Eating disorders have the highest mortality rate of any disorder in psychiatry. Eating disorders not only present with distressing behaviors and significant psychological stress, but they are associated with an array of effects on the physical body. All organ systems in the body can be effected including the cardiac, gastrointestinal, endocrine, reproductive, musculo-skeletal, immune, respiratory, and the central and peripheral nervous systems.
Medical complications of eating disorders include heart damage, cardiac arrhythmias, sudden cardiac arrest, renal failure, pancreatitis, thyroid abnormalities, liver failure, infarction/perforation of the stomach, aspiration, rupture of the esophagus, urinary tract infections, gastrointestinal bleeding, gastroparesis, hypokalemic nephropathy, dental erosions, osteoporosis and bone fractures, gynecological dysfunction/infertility, seizures, coma and death.

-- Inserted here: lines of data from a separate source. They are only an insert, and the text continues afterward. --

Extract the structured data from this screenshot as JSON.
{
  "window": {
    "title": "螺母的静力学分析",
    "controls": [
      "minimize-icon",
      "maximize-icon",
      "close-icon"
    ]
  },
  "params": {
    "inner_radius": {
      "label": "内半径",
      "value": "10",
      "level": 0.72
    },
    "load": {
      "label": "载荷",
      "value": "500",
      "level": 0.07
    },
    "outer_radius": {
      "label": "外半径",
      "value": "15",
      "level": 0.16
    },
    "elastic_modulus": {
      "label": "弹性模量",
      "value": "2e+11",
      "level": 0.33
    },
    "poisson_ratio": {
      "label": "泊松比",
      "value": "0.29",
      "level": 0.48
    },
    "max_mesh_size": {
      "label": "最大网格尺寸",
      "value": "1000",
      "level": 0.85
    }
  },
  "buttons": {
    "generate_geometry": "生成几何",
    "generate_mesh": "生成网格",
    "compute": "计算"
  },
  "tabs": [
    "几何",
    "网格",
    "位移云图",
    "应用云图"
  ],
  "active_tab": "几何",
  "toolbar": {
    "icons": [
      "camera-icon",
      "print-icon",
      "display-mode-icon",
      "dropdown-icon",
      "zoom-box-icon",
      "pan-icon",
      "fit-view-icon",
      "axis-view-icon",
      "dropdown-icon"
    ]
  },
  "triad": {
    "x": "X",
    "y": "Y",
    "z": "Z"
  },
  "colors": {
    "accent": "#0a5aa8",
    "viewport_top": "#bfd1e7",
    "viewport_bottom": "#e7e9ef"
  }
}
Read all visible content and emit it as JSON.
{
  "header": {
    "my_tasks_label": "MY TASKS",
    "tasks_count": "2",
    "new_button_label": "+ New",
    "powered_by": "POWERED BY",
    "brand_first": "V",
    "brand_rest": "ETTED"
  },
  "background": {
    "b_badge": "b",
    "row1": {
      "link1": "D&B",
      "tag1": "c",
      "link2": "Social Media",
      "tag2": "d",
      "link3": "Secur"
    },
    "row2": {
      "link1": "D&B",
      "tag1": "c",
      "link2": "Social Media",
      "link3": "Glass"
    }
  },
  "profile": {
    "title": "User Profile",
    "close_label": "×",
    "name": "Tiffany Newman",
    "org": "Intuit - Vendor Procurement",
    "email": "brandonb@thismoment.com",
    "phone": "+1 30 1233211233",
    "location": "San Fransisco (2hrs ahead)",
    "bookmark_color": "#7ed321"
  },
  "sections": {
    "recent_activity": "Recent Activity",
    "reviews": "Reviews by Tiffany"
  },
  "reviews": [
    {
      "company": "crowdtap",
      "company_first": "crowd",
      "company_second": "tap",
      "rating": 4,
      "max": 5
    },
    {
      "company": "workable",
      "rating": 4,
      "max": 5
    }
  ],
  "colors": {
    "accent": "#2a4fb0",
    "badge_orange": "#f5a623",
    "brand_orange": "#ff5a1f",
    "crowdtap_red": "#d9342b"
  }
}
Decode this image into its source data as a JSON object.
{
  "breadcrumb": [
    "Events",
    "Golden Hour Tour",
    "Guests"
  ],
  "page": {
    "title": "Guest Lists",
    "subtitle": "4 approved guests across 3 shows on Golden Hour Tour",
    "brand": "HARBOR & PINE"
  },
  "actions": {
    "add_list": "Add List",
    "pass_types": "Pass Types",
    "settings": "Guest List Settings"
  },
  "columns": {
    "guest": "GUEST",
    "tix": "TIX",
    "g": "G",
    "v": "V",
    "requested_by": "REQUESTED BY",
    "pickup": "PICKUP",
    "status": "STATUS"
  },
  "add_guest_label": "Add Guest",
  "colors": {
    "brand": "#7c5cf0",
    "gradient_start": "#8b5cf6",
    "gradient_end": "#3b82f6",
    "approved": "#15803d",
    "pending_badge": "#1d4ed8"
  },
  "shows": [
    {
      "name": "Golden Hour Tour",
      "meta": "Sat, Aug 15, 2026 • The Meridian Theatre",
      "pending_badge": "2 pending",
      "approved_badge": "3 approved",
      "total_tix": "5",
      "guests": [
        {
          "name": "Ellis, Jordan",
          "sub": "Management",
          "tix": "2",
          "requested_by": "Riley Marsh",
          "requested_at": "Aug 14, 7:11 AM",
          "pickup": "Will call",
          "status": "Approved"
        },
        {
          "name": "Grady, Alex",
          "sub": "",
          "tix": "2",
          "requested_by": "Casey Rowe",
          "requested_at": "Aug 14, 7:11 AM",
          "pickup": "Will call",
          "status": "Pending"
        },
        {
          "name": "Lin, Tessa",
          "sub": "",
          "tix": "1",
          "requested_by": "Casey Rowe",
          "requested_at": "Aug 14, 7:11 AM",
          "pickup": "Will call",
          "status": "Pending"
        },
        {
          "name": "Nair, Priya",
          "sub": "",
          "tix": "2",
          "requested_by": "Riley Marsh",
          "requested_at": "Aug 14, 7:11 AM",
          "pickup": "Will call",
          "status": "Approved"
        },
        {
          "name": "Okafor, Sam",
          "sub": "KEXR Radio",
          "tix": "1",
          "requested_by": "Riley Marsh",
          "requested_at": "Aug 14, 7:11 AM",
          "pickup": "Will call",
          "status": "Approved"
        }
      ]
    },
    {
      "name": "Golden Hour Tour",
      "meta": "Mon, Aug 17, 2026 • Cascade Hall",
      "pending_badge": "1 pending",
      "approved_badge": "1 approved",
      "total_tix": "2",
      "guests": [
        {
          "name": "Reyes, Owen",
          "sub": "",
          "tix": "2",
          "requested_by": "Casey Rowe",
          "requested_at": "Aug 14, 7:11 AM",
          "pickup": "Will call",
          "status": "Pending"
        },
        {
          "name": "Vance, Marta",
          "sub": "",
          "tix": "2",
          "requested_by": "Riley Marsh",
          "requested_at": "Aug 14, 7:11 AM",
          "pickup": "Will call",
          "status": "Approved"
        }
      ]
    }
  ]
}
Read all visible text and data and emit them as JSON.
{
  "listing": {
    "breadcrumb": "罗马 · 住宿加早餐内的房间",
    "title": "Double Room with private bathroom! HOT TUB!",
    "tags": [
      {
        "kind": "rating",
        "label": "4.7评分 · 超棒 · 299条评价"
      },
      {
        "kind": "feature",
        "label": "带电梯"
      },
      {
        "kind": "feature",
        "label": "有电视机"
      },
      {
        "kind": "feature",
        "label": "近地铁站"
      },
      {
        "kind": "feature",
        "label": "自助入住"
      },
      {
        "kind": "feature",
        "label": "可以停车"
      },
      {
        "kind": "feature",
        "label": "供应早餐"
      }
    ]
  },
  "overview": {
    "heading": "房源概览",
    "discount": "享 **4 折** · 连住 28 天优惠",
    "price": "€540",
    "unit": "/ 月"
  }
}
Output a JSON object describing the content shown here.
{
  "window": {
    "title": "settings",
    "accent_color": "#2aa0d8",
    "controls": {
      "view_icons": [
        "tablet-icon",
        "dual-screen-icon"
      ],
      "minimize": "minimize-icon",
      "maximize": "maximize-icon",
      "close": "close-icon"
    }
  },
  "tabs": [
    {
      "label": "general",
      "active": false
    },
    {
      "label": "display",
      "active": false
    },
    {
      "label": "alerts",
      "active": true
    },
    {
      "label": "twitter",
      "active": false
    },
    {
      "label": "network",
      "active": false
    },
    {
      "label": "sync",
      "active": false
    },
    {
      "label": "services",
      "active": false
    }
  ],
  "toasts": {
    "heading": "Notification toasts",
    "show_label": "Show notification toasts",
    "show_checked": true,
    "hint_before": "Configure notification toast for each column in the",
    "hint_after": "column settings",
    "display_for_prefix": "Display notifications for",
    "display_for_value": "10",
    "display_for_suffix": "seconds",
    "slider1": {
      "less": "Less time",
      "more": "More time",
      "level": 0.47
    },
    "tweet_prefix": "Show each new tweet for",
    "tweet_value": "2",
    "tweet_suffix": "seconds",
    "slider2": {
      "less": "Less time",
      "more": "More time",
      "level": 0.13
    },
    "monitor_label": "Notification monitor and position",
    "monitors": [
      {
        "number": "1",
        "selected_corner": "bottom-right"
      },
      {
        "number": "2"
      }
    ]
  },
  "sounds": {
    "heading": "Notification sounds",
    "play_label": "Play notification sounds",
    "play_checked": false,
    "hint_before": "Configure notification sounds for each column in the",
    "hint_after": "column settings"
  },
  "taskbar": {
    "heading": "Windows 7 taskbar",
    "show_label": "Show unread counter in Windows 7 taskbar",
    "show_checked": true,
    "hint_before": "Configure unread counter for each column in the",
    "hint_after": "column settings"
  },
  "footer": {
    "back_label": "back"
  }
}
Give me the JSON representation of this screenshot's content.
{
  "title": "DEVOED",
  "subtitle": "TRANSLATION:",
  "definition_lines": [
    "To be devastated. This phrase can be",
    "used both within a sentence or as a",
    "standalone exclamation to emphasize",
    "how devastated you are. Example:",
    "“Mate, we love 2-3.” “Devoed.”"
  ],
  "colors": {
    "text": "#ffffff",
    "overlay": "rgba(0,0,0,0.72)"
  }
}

For this reason, it is necessary that patients with eating disorders be followed by physicians who are aware of the risks patients can pose to themselves and the signs and symptoms to look for upon examination. Regular, and at times frequent, laboratory tests are ordered to monitor disease progression and medical stability. These tests can include blood work, urinalysis, EKG, chest x-ray, and bone density scans.